[Given data Boundary: Start]
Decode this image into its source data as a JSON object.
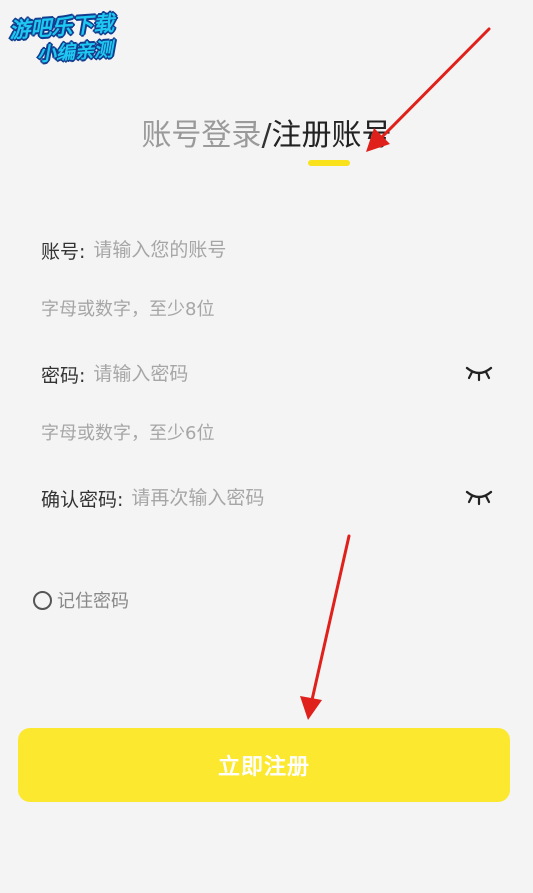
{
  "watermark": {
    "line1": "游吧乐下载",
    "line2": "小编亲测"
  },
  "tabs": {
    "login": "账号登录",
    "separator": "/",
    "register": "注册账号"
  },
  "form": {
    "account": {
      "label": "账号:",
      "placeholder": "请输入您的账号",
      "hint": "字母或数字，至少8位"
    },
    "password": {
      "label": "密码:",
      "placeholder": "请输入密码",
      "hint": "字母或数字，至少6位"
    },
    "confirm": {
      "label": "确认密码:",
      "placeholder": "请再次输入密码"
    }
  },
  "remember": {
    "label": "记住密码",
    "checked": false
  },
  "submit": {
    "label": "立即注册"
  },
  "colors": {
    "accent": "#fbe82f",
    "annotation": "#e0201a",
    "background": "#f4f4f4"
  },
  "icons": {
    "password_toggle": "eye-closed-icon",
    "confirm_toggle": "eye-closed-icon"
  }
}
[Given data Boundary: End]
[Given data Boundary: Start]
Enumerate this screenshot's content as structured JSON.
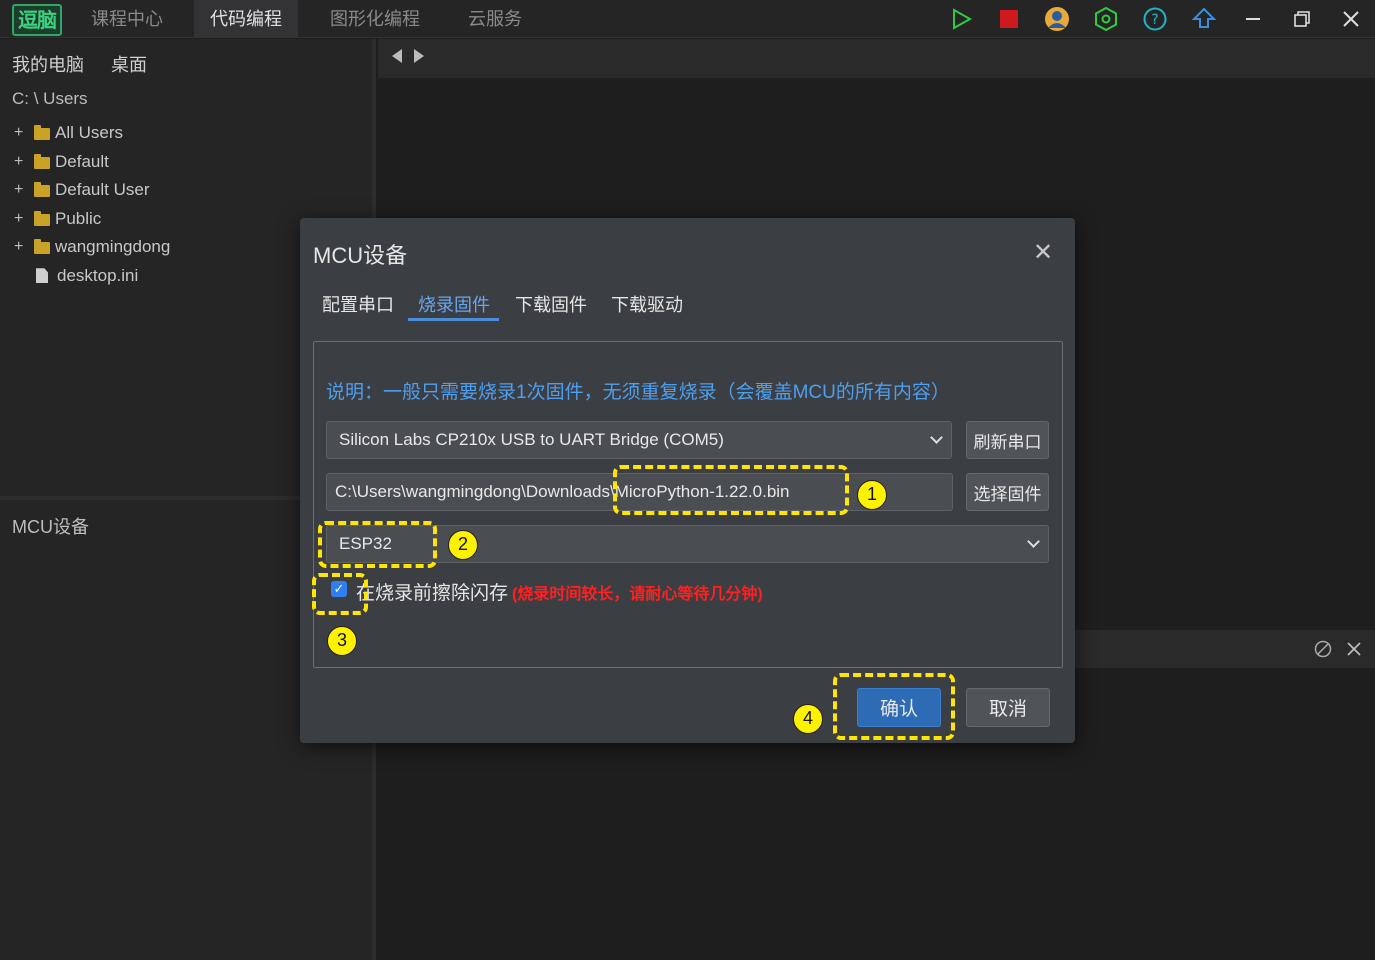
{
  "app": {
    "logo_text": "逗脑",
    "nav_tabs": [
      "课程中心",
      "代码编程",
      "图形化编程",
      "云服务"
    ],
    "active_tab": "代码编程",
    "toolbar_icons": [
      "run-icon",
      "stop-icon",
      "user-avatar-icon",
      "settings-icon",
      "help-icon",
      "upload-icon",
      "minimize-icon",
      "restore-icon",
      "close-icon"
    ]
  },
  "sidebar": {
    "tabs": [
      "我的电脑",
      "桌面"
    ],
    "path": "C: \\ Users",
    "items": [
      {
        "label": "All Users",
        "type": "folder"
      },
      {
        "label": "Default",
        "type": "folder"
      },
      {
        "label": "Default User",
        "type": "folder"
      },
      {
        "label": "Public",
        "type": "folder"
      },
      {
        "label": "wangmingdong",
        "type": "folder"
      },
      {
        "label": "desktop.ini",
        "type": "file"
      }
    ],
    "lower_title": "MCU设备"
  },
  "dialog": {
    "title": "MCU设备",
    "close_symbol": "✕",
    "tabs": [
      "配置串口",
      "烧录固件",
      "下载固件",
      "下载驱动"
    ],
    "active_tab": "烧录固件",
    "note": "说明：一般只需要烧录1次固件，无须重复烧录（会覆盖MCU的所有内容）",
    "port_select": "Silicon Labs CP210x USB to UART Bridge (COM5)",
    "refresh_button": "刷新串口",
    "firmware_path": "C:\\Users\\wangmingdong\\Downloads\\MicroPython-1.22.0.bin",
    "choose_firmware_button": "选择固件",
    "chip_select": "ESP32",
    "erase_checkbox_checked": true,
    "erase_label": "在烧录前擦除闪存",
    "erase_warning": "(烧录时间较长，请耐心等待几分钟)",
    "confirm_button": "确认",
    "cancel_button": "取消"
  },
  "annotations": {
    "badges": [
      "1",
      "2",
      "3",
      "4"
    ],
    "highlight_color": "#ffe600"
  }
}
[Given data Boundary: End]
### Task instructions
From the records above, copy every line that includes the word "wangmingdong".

### Task response
        "label": "wangmingdong",
    "firmware_path": "C:\\Users\\wangmingdong\\Downloads\\MicroPython-1.22.0.bin",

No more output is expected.